(DATA SHOWN)

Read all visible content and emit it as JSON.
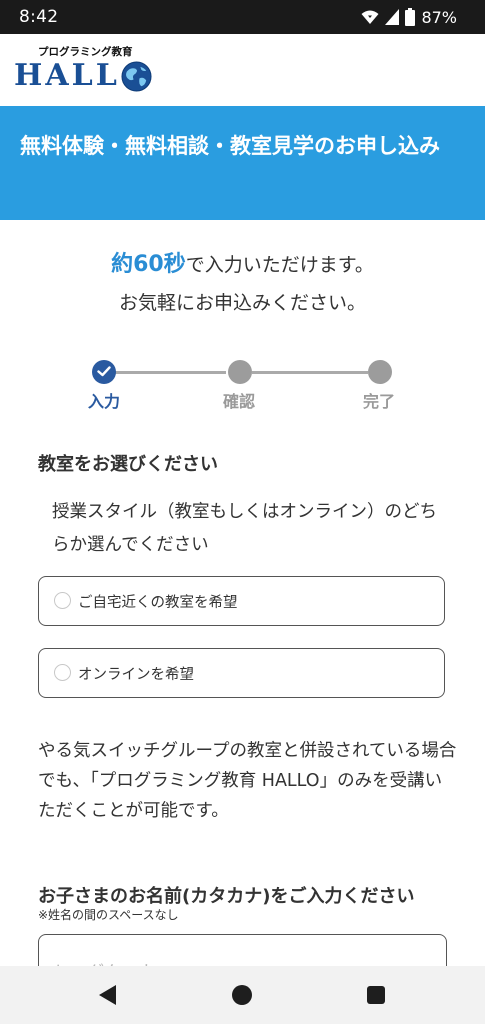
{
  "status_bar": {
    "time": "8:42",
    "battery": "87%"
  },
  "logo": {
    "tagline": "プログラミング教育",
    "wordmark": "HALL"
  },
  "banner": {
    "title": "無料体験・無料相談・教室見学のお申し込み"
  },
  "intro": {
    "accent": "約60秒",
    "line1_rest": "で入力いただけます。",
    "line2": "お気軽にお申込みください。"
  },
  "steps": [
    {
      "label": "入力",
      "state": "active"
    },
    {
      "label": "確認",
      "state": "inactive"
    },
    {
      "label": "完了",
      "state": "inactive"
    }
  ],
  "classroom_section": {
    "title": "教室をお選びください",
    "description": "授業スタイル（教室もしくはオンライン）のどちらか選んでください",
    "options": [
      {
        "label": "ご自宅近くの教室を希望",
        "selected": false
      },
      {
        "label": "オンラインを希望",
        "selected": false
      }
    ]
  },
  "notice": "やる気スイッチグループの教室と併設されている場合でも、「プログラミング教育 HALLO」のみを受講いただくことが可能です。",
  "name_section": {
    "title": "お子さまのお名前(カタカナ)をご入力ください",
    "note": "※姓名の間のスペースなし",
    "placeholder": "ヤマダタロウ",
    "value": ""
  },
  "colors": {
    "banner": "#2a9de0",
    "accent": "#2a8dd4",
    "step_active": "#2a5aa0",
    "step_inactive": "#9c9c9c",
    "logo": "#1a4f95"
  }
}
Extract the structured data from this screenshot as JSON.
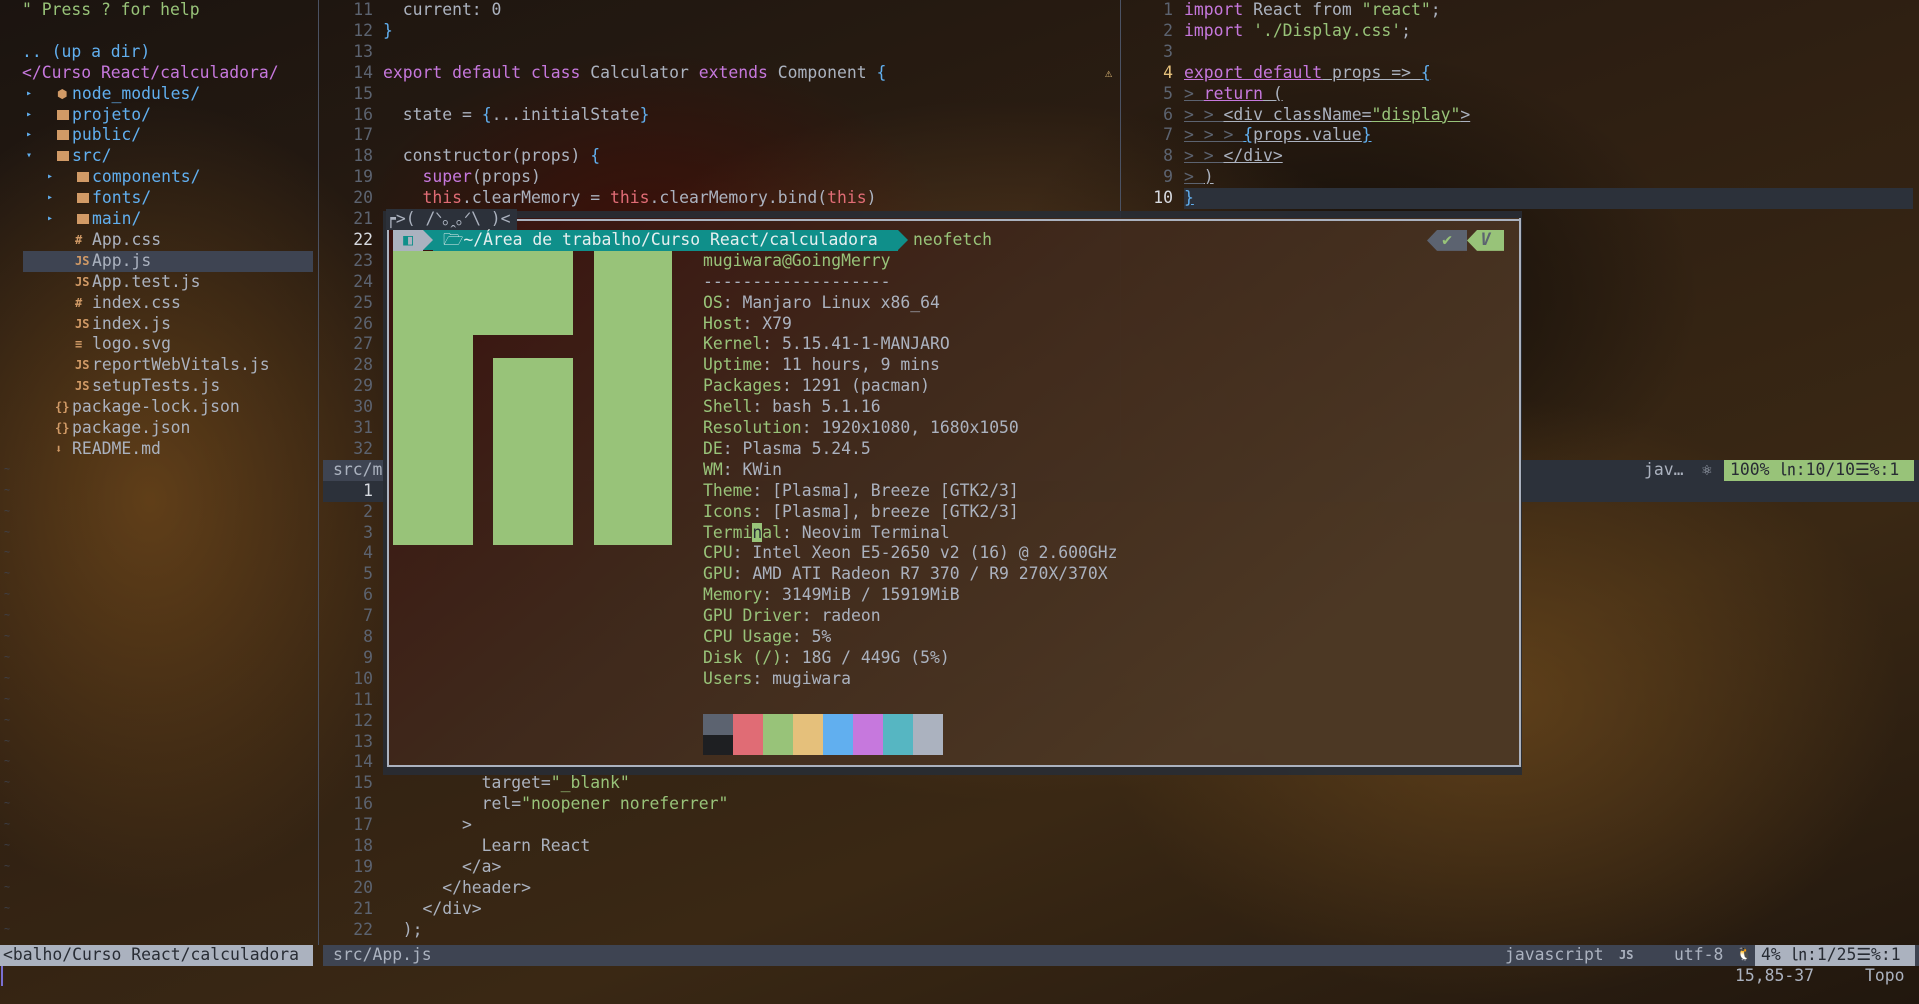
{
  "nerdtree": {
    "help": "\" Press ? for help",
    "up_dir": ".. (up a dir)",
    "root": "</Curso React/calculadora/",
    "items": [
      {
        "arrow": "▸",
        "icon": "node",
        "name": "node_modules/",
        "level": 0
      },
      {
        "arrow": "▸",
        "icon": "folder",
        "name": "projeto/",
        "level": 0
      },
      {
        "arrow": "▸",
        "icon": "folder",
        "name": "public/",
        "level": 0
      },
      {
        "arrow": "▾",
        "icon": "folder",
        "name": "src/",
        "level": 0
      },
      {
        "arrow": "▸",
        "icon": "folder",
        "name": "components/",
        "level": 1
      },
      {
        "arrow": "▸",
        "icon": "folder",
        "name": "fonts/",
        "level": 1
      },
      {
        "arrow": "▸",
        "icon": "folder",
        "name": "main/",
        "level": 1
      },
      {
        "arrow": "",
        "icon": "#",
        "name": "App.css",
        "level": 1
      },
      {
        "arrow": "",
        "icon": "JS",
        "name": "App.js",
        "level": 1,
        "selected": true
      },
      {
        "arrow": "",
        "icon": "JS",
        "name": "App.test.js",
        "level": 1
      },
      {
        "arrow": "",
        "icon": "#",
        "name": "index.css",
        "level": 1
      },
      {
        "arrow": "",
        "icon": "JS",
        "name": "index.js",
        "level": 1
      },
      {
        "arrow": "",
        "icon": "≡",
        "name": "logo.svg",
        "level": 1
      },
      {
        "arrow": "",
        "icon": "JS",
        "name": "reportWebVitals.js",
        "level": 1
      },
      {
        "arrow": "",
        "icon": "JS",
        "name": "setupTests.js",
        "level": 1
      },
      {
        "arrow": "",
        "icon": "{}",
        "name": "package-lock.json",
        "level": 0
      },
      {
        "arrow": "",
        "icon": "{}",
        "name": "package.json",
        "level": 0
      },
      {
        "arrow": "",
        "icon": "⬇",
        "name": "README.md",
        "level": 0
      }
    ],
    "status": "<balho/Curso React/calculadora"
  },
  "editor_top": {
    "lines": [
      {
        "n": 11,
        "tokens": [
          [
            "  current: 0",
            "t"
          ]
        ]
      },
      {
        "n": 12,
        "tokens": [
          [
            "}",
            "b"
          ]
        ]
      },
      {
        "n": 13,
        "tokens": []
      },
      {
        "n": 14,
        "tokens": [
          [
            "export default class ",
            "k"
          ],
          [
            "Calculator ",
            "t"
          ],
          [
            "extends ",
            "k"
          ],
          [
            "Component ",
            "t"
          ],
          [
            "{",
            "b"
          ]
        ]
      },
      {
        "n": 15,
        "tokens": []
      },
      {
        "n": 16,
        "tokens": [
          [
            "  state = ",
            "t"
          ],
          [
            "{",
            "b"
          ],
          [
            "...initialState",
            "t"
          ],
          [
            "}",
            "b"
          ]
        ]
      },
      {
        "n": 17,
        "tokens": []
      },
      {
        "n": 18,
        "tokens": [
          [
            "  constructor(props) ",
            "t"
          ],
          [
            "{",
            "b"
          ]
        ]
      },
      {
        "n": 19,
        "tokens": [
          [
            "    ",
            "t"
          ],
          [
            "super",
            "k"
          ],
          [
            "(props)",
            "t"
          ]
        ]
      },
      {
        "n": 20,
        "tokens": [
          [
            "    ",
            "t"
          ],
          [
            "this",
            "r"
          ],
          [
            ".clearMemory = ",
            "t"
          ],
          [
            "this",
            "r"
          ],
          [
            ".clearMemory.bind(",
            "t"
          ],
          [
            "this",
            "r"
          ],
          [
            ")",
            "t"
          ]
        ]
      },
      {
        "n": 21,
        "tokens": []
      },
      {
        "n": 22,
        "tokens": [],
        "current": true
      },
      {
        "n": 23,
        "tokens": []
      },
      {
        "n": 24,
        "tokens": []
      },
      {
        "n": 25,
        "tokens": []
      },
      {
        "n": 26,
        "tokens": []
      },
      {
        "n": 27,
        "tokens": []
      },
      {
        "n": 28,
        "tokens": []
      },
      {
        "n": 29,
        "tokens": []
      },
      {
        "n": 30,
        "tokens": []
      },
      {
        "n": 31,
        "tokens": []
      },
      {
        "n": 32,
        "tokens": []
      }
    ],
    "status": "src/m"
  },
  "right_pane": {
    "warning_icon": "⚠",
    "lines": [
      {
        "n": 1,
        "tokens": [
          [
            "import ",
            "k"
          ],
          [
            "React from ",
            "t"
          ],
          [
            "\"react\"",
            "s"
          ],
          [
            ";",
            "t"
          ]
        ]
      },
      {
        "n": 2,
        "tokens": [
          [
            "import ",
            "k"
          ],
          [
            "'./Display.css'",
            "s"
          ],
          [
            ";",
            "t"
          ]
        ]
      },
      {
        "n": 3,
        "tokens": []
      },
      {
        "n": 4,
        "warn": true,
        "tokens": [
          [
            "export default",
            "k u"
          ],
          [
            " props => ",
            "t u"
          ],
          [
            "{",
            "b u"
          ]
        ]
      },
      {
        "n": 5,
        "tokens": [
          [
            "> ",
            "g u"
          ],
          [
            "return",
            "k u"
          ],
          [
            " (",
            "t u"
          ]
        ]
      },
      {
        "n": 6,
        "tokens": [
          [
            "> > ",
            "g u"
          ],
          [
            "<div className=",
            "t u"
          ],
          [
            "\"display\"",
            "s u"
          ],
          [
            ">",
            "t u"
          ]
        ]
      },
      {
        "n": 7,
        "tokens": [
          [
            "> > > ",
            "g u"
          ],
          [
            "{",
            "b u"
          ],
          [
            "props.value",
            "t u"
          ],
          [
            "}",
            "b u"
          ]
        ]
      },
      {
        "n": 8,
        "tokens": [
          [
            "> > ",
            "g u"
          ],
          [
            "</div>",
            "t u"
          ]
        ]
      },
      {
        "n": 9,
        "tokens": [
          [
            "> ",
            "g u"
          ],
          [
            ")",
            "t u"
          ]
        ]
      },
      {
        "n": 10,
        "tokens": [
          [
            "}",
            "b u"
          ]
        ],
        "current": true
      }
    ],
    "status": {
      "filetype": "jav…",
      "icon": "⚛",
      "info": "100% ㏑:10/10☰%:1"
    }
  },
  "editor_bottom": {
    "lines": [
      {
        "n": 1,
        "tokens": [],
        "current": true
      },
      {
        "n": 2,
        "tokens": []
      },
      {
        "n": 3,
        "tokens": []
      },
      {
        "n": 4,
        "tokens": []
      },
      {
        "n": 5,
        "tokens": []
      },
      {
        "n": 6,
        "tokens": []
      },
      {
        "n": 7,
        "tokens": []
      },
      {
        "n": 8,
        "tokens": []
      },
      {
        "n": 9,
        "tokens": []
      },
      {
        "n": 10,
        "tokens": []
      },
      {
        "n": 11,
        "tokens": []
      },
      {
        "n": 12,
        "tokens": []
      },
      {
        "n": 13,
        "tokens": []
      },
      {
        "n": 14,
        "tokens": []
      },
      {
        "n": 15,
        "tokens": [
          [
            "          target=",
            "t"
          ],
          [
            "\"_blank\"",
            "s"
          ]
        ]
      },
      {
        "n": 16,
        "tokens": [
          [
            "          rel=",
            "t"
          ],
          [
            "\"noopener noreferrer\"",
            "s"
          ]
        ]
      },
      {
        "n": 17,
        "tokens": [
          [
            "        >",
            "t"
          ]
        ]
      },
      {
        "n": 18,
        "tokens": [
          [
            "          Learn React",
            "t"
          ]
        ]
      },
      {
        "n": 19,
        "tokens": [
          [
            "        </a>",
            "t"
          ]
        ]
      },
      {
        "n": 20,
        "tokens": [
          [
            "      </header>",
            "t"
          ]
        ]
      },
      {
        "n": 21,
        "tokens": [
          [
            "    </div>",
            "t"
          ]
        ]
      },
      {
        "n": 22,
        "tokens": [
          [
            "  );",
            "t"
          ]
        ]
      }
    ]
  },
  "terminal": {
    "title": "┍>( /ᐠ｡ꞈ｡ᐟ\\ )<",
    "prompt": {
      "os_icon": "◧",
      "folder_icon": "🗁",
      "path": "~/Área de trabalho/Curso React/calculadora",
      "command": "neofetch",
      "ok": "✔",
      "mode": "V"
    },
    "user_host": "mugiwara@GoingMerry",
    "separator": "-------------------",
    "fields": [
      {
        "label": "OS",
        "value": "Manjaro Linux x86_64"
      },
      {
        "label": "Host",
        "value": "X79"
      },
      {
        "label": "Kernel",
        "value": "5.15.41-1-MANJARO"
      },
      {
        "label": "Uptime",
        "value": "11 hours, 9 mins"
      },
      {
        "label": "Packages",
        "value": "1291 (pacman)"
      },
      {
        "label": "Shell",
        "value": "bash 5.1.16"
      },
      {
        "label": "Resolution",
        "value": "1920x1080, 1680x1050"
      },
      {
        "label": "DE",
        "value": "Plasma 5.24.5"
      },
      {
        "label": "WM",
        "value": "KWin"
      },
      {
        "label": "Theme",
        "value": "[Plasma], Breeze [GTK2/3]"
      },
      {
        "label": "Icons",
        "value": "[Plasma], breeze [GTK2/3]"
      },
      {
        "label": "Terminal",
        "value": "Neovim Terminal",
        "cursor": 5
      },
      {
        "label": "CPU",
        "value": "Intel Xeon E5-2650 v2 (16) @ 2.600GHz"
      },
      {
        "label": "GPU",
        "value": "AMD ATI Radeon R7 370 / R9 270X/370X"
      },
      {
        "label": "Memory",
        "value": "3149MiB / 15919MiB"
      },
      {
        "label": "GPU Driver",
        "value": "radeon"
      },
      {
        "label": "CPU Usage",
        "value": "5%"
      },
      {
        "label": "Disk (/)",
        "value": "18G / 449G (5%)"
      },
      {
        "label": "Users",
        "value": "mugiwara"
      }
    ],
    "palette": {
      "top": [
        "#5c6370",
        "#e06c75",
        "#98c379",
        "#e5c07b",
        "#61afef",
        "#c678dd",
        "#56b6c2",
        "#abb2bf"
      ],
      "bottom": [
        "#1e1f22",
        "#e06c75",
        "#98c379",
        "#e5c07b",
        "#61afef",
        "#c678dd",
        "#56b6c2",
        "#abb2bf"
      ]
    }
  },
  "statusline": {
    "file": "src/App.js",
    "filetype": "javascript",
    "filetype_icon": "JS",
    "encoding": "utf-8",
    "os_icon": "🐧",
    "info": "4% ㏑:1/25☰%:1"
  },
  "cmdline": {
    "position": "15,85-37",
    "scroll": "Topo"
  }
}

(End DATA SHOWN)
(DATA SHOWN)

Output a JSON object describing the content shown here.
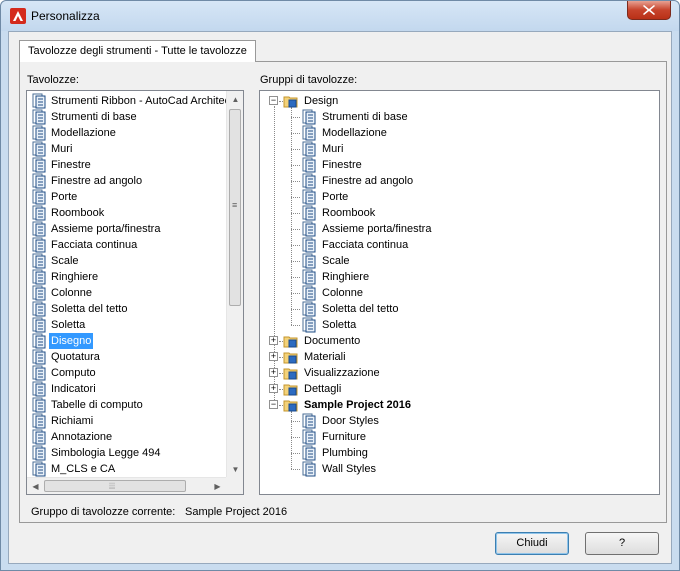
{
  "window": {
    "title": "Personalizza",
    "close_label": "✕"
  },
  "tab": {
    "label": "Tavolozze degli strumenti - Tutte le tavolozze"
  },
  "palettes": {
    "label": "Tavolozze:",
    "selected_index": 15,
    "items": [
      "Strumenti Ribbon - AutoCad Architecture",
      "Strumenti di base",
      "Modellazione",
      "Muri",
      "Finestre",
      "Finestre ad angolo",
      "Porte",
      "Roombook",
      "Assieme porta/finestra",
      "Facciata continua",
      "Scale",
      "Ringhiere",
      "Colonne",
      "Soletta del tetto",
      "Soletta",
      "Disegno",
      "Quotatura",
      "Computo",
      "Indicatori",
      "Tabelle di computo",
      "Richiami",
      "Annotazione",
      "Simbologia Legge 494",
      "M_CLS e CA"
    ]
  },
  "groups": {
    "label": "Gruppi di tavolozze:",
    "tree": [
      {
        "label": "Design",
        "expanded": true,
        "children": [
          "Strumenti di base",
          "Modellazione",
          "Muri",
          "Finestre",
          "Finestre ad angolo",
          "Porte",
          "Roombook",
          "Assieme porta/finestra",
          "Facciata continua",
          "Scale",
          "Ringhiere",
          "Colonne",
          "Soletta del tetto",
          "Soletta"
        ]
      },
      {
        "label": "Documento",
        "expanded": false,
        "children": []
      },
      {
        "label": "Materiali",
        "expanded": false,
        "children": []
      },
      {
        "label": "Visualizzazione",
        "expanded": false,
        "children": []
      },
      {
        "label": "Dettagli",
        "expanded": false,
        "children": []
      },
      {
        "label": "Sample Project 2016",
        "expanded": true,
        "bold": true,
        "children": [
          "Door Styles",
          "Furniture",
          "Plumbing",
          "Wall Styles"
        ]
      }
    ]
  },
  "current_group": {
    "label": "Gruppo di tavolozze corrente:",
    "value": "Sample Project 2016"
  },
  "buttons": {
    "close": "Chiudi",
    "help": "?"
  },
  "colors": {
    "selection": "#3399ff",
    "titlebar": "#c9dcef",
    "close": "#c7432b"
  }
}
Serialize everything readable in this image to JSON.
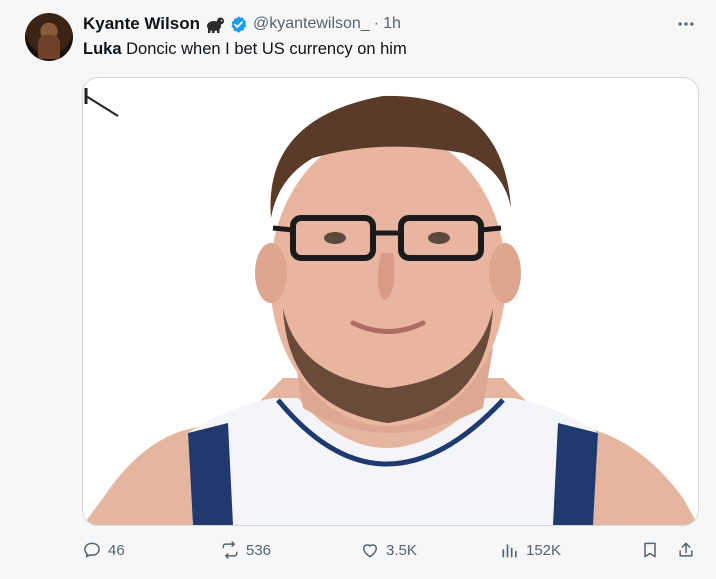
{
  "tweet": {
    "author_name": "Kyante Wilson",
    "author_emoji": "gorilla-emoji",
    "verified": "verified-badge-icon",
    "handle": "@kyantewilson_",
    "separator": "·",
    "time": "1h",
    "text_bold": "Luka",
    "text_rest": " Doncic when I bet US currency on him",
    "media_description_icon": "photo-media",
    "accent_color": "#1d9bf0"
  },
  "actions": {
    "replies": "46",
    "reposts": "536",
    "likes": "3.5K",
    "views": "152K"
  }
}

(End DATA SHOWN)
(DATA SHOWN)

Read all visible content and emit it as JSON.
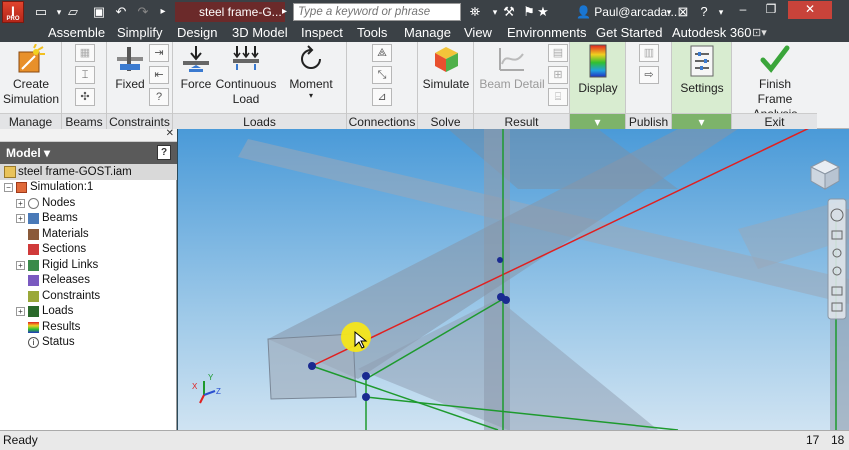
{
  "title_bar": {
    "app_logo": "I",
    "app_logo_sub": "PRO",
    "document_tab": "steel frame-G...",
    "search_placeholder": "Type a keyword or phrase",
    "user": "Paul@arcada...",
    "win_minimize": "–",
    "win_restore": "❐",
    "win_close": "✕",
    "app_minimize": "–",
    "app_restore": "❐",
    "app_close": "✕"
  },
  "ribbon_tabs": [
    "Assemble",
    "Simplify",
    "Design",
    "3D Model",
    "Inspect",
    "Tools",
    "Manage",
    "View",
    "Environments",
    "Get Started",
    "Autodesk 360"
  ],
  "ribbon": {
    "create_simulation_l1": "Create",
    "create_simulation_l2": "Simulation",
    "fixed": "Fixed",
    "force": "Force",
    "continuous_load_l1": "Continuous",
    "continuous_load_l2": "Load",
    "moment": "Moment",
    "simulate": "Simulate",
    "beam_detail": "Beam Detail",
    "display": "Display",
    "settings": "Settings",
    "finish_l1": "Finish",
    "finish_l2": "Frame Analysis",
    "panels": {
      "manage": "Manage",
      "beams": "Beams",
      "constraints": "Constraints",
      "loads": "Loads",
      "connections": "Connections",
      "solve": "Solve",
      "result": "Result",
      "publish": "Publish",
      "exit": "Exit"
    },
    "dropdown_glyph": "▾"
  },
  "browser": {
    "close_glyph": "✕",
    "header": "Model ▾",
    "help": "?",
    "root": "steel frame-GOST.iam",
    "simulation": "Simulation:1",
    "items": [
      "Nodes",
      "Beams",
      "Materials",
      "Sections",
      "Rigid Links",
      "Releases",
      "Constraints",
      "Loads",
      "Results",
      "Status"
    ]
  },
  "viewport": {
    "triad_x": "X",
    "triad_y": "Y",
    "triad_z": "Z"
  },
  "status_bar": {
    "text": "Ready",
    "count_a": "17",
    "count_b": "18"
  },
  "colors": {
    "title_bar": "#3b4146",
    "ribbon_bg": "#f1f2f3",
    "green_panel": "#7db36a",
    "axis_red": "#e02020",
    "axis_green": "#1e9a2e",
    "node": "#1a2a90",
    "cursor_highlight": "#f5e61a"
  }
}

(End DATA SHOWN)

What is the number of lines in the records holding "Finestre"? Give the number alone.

4